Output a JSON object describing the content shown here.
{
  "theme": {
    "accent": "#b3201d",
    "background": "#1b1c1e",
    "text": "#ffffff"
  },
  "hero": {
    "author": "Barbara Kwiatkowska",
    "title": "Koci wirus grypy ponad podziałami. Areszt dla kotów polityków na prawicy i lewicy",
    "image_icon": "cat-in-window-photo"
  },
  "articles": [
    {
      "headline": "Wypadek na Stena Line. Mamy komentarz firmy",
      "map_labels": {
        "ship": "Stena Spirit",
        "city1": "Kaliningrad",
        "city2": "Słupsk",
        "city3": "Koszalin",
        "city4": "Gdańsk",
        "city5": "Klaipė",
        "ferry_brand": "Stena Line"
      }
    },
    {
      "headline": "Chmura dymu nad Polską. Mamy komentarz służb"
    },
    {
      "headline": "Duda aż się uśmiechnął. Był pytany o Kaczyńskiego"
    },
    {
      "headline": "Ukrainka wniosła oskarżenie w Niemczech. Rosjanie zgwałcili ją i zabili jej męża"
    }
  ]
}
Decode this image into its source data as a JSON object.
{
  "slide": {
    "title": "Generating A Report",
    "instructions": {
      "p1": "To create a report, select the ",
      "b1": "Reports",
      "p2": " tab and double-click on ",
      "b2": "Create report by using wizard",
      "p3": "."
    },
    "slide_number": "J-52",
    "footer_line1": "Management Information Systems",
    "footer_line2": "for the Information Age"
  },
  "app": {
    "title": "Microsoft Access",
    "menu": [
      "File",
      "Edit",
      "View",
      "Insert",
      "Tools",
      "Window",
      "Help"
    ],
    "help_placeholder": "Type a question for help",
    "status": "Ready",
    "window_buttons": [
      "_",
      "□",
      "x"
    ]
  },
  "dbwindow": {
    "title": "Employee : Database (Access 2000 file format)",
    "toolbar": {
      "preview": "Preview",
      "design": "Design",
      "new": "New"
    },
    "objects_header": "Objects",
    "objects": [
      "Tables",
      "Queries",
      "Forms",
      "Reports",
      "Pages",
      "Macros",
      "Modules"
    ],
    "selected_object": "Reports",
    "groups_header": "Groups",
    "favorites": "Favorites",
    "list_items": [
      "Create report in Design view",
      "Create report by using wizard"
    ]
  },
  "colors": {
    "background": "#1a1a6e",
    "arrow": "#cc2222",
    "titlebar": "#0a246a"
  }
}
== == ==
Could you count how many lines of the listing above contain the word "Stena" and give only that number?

**Output for this exercise:** 3